The LPM “Magpie” Awards offer a means to celebrate industry accomplishments on an ongoing basis, recognizing the loss prevention professionals, teams, solution providers, law enforcement partners, and others that demonstrate a stellar contribution to the profession. Nominate your peers at Excellence[at]LPportal.com.
Read Hayes, PhD, Director, Loss Prevention Research Council (LPRC)
“I really believe LP exists to enable rapidly evolving retail enterprises,” said Hayes. “Great merchandise and customer experience won’t happen if customers can’t purchase what they came for because it’s been lost or stolen. And they won’t allow their loved ones to visit your stores if they view a store as unsafe. Only LP can successfully tackle those key issues.”

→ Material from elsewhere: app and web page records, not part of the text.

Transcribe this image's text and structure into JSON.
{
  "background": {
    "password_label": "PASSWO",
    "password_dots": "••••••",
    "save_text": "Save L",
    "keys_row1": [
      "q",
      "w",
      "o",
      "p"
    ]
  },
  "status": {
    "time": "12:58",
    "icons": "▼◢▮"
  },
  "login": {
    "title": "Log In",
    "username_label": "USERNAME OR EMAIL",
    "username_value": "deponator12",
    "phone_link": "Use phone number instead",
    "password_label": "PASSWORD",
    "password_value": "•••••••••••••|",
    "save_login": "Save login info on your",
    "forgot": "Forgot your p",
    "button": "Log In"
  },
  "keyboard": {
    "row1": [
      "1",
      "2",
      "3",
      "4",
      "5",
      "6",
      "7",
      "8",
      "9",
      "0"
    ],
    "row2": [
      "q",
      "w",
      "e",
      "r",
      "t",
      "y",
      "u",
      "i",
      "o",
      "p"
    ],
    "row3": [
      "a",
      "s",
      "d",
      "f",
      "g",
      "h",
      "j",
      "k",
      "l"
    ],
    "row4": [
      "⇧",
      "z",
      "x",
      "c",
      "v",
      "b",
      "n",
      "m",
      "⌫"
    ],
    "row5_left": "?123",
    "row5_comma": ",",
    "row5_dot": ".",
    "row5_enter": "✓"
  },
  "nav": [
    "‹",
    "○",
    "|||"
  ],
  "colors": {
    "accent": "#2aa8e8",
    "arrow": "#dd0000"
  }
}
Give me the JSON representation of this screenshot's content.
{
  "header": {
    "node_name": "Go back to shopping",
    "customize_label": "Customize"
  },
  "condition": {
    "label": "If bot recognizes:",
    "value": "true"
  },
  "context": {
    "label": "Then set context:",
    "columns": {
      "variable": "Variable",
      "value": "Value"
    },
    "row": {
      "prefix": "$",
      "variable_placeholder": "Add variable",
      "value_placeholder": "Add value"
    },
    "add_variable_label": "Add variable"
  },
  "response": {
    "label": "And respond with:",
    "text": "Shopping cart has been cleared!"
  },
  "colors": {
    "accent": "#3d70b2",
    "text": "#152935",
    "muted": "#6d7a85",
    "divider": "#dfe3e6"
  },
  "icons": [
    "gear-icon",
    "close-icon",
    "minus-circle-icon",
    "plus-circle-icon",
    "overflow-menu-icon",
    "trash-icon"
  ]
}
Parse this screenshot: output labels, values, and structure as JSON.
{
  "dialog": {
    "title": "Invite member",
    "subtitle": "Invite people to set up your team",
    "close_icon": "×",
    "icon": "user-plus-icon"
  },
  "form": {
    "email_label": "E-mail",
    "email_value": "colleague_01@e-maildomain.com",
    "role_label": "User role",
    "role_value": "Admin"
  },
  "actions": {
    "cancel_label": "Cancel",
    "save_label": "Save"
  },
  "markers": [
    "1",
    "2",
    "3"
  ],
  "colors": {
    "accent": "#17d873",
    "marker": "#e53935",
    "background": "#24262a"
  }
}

Early in his career, Hayes had a diverse background in loss prevention, law enforcement, and military service that he believes helped prepare him for what he does today, but it was his passion for research that brought him full circle. After college graduation he attended graduate school at Leicester University (UK) and worked with Dr. Hollinger and Dr. Weitz at the University of Florida. This, along with early research efforts working with TJX’s Bob MacLea and King Rogers at Target, helped lead to his current role as a research scientist and criminologist and director of the LPRC, which has conducted over 300 asset protection and loss prevention projects and includes over 165 corporations, several research and development labs, various events, and multiple problem-solving working groups.
“When it comes to the important work of the LPRC, we must start by thinking out meaningful objectives while supporting strategy and action,” he said. “But to achieve all that we hope to accomplish, we need more than retailers and innovative LP leaders. We also need critical solution partners, our retail associations, law enforcement agencies, logistics companies, faculty, tech innovation thinkers, and others to join together to build and execute layered and lasting plans.”
Hayes also offered advice for building a meaningful career. “Always work to improve your capabilities and impact, build relationships, and perform,” he said. “But never make it all about you—never. Good people doing good things tend to get recognized and promoted, but almost never overnight. Be patient.”
Nominate Your Peers at Excellence@LPportal.com